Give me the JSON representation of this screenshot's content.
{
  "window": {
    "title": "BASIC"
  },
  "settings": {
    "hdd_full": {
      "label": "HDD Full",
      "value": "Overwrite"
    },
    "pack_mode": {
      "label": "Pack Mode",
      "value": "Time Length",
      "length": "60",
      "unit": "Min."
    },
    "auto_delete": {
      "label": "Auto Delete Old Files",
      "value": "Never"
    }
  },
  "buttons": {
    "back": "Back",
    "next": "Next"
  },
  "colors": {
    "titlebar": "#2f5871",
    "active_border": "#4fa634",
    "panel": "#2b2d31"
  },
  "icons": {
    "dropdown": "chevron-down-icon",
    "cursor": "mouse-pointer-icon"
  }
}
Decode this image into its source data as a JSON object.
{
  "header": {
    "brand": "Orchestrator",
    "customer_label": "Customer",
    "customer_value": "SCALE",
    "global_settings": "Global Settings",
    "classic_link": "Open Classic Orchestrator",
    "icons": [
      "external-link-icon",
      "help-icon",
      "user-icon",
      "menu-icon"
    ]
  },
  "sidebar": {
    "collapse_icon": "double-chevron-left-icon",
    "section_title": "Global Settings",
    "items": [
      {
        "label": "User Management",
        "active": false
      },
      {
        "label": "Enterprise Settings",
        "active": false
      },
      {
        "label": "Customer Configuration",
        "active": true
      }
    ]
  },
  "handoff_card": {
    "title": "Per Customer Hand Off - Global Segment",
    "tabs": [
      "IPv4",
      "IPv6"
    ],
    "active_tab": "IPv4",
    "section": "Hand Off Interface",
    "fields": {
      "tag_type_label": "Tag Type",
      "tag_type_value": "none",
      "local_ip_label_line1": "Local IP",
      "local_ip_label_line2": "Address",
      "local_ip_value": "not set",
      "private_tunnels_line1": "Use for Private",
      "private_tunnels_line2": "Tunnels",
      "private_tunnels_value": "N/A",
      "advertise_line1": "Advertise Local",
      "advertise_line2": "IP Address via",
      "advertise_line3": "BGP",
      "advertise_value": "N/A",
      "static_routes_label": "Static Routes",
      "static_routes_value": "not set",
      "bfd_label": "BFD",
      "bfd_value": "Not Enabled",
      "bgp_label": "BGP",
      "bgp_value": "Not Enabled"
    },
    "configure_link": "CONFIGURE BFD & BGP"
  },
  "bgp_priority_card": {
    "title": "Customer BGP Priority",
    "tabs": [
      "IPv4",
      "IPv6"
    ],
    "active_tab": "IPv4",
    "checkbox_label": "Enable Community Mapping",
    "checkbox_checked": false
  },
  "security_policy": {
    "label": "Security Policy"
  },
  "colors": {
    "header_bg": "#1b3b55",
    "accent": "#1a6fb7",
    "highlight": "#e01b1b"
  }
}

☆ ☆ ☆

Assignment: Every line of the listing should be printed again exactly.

Output for this exercise:
Give me the JSON representation of this screenshot's content.
{
  "window": {
    "title": "BASIC"
  },
  "settings": {
    "hdd_full": {
      "label": "HDD Full",
      "value": "Overwrite"
    },
    "pack_mode": {
      "label": "Pack Mode",
      "value": "Time Length",
      "length": "60",
      "unit": "Min."
    },
    "auto_delete": {
      "label": "Auto Delete Old Files",
      "value": "Never"
    }
  },
  "buttons": {
    "back": "Back",
    "next": "Next"
  },
  "colors": {
    "titlebar": "#2f5871",
    "active_border": "#4fa634",
    "panel": "#2b2d31"
  },
  "icons": {
    "dropdown": "chevron-down-icon",
    "cursor": "mouse-pointer-icon"
  }
}
Decode this image into its source data as a JSON object.
{
  "header": {
    "brand": "Orchestrator",
    "customer_label": "Customer",
    "customer_value": "SCALE",
    "global_settings": "Global Settings",
    "classic_link": "Open Classic Orchestrator",
    "icons": [
      "external-link-icon",
      "help-icon",
      "user-icon",
      "menu-icon"
    ]
  },
  "sidebar": {
    "collapse_icon": "double-chevron-left-icon",
    "section_title": "Global Settings",
    "items": [
      {
        "label": "User Management",
        "active": false
      },
      {
        "label": "Enterprise Settings",
        "active": false
      },
      {
        "label": "Customer Configuration",
        "active": true
      }
    ]
  },
  "handoff_card": {
    "title": "Per Customer Hand Off - Global Segment",
    "tabs": [
      "IPv4",
      "IPv6"
    ],
    "active_tab": "IPv4",
    "section": "Hand Off Interface",
    "fields": {
      "tag_type_label": "Tag Type",
      "tag_type_value": "none",
      "local_ip_label_line1": "Local IP",
      "local_ip_label_line2": "Address",
      "local_ip_value": "not set",
      "private_tunnels_line1": "Use for Private",
      "private_tunnels_line2": "Tunnels",
      "private_tunnels_value": "N/A",
      "advertise_line1": "Advertise Local",
      "advertise_line2": "IP Address via",
      "advertise_line3": "BGP",
      "advertise_value": "N/A",
      "static_routes_label": "Static Routes",
      "static_routes_value": "not set",
      "bfd_label": "BFD",
      "bfd_value": "Not Enabled",
      "bgp_label": "BGP",
      "bgp_value": "Not Enabled"
    },
    "configure_link": "CONFIGURE BFD & BGP"
  },
  "bgp_priority_card": {
    "title": "Customer BGP Priority",
    "tabs": [
      "IPv4",
      "IPv6"
    ],
    "active_tab": "IPv4",
    "checkbox_label": "Enable Community Mapping",
    "checkbox_checked": false
  },
  "security_policy": {
    "label": "Security Policy"
  },
  "colors": {
    "header_bg": "#1b3b55",
    "accent": "#1a6fb7",
    "highlight": "#e01b1b"
  }
}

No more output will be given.